Deviation of seam alignment from downslope

G Foyle
5/2/2016
I spent about 20min searching likely terms but did not see this question asked. Apologies if it's been addressed before. We have an architectural roof design for which the eave is not aligned perpendicular to the roof's downslope for a couple facets. There are zoning and aesthetic reasons for the design that results in this, and it's not an option to just change this. One facet is ~3:12. The other is ~6:12. The roof is essentially a shed style with a max panel length of ~35ft, 14" wide panels 1.5" high seams, snap lock. If we rotated the alignment of the panels in the plane of the roof 15-20deg away from being aligned downslope, we could align the panel ends with the eaves, and some aspects of the installation would be easier. I think this is very much atypical. Stipulated, if we did this, we would orient the side of the seam with the lock "downslope." Our 50-yr rainfall rates are lower than across most parts of the country, but assume that flow rates and/or debris accumulation would be sufficient to cause water to jump over the top of the seam to the adjacent panel in rare circumstances. What do the experts think? This amateur thought that so long as the lock was on the slightly downslope edge, overflow would not really be different than rain. Obviously placing the lock on the slightly upslope edge would be inviting intrusion if and when flowing water exceeded the height of the lip of the male panel. A nice Solitex vapor-permeable synthetic underlayment would be there to take up the slack, but it's probably poor form to rely on it. We don't have overhanging pines or other debris generation, but I could also imagine this being more of a concern.

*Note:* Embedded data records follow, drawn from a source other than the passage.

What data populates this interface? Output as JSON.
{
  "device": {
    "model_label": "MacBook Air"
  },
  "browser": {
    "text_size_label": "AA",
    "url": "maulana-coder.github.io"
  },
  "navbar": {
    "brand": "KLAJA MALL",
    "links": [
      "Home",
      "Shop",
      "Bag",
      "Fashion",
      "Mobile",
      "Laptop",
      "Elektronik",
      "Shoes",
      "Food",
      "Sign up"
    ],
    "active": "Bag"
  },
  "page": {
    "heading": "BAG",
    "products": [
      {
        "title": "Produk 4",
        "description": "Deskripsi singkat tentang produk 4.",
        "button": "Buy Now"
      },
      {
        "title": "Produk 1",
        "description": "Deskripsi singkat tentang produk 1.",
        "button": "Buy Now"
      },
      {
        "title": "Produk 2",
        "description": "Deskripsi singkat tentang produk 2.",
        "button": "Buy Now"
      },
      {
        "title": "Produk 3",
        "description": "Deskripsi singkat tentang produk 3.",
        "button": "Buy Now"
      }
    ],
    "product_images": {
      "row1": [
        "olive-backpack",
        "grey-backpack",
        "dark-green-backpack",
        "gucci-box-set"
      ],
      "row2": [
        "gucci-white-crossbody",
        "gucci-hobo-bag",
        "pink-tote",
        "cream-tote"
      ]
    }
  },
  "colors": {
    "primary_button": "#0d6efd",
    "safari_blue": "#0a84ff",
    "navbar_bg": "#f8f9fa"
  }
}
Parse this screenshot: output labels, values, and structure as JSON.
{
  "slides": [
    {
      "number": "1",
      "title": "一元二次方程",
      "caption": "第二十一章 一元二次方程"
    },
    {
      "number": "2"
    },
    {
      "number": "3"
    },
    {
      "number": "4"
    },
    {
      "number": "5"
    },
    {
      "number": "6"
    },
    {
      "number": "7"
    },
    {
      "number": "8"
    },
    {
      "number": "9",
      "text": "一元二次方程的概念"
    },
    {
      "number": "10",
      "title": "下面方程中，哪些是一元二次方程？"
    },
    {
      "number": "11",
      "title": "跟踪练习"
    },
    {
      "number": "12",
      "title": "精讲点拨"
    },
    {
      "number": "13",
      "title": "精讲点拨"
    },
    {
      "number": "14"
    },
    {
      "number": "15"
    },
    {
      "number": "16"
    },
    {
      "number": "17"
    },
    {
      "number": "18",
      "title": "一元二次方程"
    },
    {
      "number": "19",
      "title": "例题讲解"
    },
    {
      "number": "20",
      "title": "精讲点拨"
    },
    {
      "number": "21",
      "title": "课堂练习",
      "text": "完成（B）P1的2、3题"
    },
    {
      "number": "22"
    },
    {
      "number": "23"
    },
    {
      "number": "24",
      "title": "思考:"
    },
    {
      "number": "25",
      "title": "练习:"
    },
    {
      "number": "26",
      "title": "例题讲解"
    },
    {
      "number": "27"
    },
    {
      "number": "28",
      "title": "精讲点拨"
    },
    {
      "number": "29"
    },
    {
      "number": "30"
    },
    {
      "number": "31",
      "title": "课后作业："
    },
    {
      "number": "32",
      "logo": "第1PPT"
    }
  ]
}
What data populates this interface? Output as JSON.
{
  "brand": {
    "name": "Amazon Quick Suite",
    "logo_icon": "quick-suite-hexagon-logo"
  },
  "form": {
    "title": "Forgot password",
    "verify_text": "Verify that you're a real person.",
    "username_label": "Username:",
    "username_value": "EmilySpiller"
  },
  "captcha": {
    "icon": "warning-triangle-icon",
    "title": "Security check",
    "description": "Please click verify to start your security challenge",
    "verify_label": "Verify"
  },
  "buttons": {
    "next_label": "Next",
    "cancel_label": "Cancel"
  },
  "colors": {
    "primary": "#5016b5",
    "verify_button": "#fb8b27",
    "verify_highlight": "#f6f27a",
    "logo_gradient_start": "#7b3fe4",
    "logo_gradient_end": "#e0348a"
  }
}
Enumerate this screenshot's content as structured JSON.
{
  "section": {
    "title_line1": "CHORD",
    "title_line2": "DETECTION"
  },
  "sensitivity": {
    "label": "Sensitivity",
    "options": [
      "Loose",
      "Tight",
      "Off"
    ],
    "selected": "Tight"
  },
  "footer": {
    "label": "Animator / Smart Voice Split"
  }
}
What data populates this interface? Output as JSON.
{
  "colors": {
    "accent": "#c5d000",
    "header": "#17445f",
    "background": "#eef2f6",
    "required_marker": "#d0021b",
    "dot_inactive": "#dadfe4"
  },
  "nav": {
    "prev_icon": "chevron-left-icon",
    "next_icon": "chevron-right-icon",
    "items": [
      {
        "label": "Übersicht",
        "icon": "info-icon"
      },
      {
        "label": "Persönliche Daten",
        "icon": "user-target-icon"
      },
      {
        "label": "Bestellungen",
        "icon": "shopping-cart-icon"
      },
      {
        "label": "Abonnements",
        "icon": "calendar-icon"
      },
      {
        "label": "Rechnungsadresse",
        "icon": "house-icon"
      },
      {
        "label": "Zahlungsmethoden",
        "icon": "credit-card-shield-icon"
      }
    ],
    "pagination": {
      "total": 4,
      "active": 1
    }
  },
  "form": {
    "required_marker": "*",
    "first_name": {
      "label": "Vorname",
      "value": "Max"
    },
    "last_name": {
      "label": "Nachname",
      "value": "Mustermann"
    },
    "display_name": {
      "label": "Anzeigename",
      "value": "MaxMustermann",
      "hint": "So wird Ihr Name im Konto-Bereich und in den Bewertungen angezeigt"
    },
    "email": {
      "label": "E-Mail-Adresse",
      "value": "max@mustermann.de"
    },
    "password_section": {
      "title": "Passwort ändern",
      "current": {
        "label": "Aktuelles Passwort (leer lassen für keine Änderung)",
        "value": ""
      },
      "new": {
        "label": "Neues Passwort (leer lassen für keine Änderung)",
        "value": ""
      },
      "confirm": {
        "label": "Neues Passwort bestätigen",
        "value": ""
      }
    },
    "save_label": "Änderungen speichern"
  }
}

Does anybody have experience with this sort of installation detail? Thanks in advance.
Todd Miller
Isaiah Industries, Inc.
5/2/2016
Where are you located? Is there any way you can post a drawing or send one to me at [email protected] I am sure we can come up with some good options.
G Foyle
5/3/2016
Hi Todd, We're in SoCal. I've attached an image that illustrates the question. We would normally align the seams parallel with the downstream direction, as I've portrayed in green. But supposing I wanted to install the panels as I've portrayed in red, parallel to the eave. I will have fewer panels (since I'm cutting across a leg and not something closer to the hypotenuse of a triangle), with a reduced max panel length, and easier end details. But, the seams in red will retain flowing water on the upstream edge to a greater extent than the green. Assume the angle between red and green is ~20deg. Thanks for any advice you may have.
Todd Miller
Isaiah Industries, Inc.
5/3/2016
Thanks much. I confess ... I am confused ... and can't figure out how the roof pitches you referenced play into the drawings or why there would be a reason to run the panels anything but perpendicular to the gutter. I'm very sorry but I must be missing something (obviously). That said, in theory, what you describe would probably work but I would avoid it if at all possible.
G Foyle
5/3/2016
Todd, We're looking normal to the plane of the roof. The black arrow depicts the downslope direction, parallel to the panels portrayed in green. This would be the conventional way of installing panels - as I have them aligned in green. The panels in red are rotated with respect to the downhill direction such that water will want to collect a bit on the upstream edge of the seam of each panel. This facet happens to be a 6:12, but the pitch is mostly immaterial, save that it factors into how deep water may want to collect along a seam. Is there a reason you would avoid this other than unfamiliarity? It seemed that if the seam was aligned appropriately - such that the lock was on the "downstream" side rather than the "upstream" side of each edge, even overflowing water would just run over the female panel lock, behaving as any rain would. Thanks.
Todd Miller
Isaiah Industries, Inc.
5/3/2016
Thanks. I guess I am understanding it better now. I see that you want to do this for zoning and aesthetic reasons -- there is nothing about the structure requiring this. I feel that it will work as described. It could possibly cause the finish on the panels to erode faster than normal ... I would suggest a very high quality coating.
G Foyle
5/3/2016
It's more like, the structure is designed for zoning and aesthetic reasons to require this - to fit in under a certain max height above grade. The coating will be a Titan Cool Roof/Kynar 500. So, you agree that there doesn't seem to be a real issue with water intrusion? I would agree it seems more likely that debris could collect and this may result in wear/blockage, though we aren't overhung by significant sources of debris. Otherwise, the less balanced flow of water seems like it's not really any different than the valley flashing that already receives the same paint detail.
Todd Miller
Isaiah Industries, Inc.
5/3/2016
Thanks. Correct. I agree. Have you checked with the manufacturer (Custom Bilt?) to ensure they do not have a problem with honoring their warranty for an application like this?
G Foyle
5/3/2016
CBM says "the paint warranty would not be affected by that installation unless it causes standing water or debris to build up."

If you would like to reply to this thread, please log in. If you do not have an Ask the Experts forum user account, create one here.

Find a Contractor

Get Started Today

Take the first step to increasing the value of your home with a great looking, durable, fire resistant and energy efficient metal roof. Browse our list of qualified MRA Member Roofing Contractors in your area for a free consultation and estimate.